Movie review: 'Hope Springs' flows with drama, splashes of laughs
August 8, 2012 4:00 AM
Meryl Streep plays a woman who tries to rekindle her marriage by taking her husband, portrayed by Tommy Lee Jones, to an intensive counseling session in "Hope Springs."
Meryl Streep in "Hope Springs."
By Barbara Vancheri Pittsburgh Post-Gazette
You've got to hand it to the makers of "Hope Springs."
Its leads are old enough to qualify for early Social Security, but the movie doesn't pander to a younger audience by throwing in an adult child played by, say, Justin Timberlake or Jennifer Lawrence.
No, three-time Oscar winner Meryl Streep and one-time Academy Award recipient Tommy Lee Jones are what you get in "Hope Springs," along with Steve Carell in a supporting role as a psychiatrist specializing in intensive couples counseling.

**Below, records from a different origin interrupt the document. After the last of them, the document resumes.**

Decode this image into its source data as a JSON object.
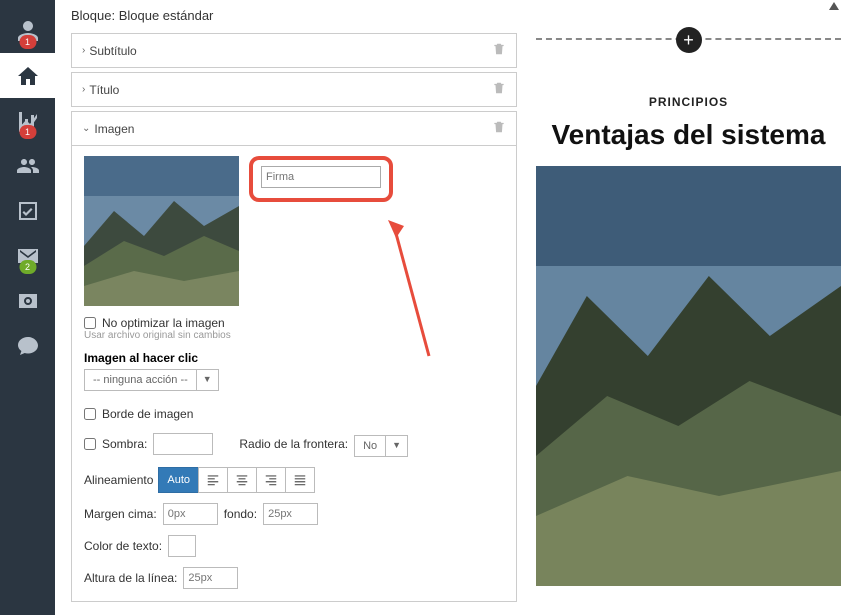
{
  "sidebar": {
    "badges": {
      "profile": "1",
      "chart": "1",
      "mail": "2"
    }
  },
  "panel": {
    "header": "Bloque: Bloque estándar",
    "sections": {
      "subtitulo": "Subtítulo",
      "titulo": "Título",
      "imagen": "Imagen"
    },
    "firma_placeholder": "Firma",
    "no_opt_label": "No optimizar la imagen",
    "no_opt_hint": "Usar archivo original sin cambios",
    "click_label": "Imagen al hacer clic",
    "click_value": "-- ninguna acción --",
    "borde_label": "Borde de imagen",
    "sombra_label": "Sombra:",
    "radio_label": "Radio de la frontera:",
    "radio_value": "No",
    "align_label": "Alineamiento",
    "align_auto": "Auto",
    "margen_cima_label": "Margen cima:",
    "margen_cima_value": "0px",
    "fondo_label": "fondo:",
    "fondo_value": "25px",
    "color_label": "Color de texto:",
    "altura_label": "Altura de la línea:",
    "altura_value": "25px"
  },
  "preview": {
    "subtitle": "PRINCIPIOS",
    "title": "Ventajas del sistema"
  }
}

It's a movie for grown-ups, even if it will make some squirm, despite its oddly lenient PG-13 rating. It opens in theaters today.
Starring: Meryl Streep, Tommy Lee Jones, Steve Carell.
Rating: PG-13 for mature thematic content involving sexuality.
Ms. Streep and Mr. Jones are Kay and Arnold, and everything you need to know about them is conveyed by their gift to each other for their 31st wedding anniversary -- a new cable subscription. "It's a lot of channels," Kay tells their adult children, who look askance at the choice.
Kay, though, longs for so much more. The Omaha, Neb., couple have separate bedrooms, and after Arnold rejects Kay's mildly amorous overture -- yet again -- she heads for the bookstore and spots a marriage guide by Dr. Feld (Mr. Carell).
Turns out he runs pricey counseling sessions in Maine, and she decides she's going, with or without Arnold. He balks and barks and gripes -- "We're not 22 years old anymore. Things change." -- but ultimately joins her and resumes complaining in New England.
With Arnold at one end of the couch and Kay at the other, Dr. Feld gently tries to discover whether this marriage can or should be saved and, if so, how.
Previews can make it appear as though "Hope Springs" is a flat-out comedy when, in fact, it's a drama with small, welcome pops of comedy. It deals with hard questions for couples who share a breakfast table, a house, a family and a life but not in the way they once did or she would like.
"Hope Springs" doesn't go for the easy out, but it does rely on the remarkable, never-fail talents of Ms. Streep and Mr. Jones.
With no accent and no famous persona of Margaret Thatcher or Julia Child to channel, Ms. Streep is forced to play a regular person who works at women's clothing store Coldwater Creek, just another sign that this film knows its target audience.
Kay is a character forged from small "tells," as when she fusses with the buttons on her sweater when the therapist raises a subject that makes her uncomfortable or she surveys herself in the mirror or snaps the waist of her pantyhose.
Mr. Jones, often huddled in the corner of the counselor's couch, also has nowhere to hide as a partner in an accounting firm and willing prisoner of routine who eats the same breakfast each workday and falls asleep in front of the TV each night.
David Frankel, who guided Ms. Streep to an Oscar nomination for "The Devil Wears Prada," works from a screenplay by TV writer Vanessa Taylor. This is her first feature screenplay and she didn't write the scenes knowing they would be played out by the eventual stars.
Watching these well-known performers as a couple trying to restore intimacy to their marriage may make you uncomfortable, even within the expansive confines of the PG-13 rating. But it asks the natural questions long-married couples might face: Is that all there is at this point? Could or should there be more? What happened to the love and sizzle?
A co-worker of Kay insists, "Marriages don't change." But after getting to know and like Kay and Arnold, you sure hope they can and will.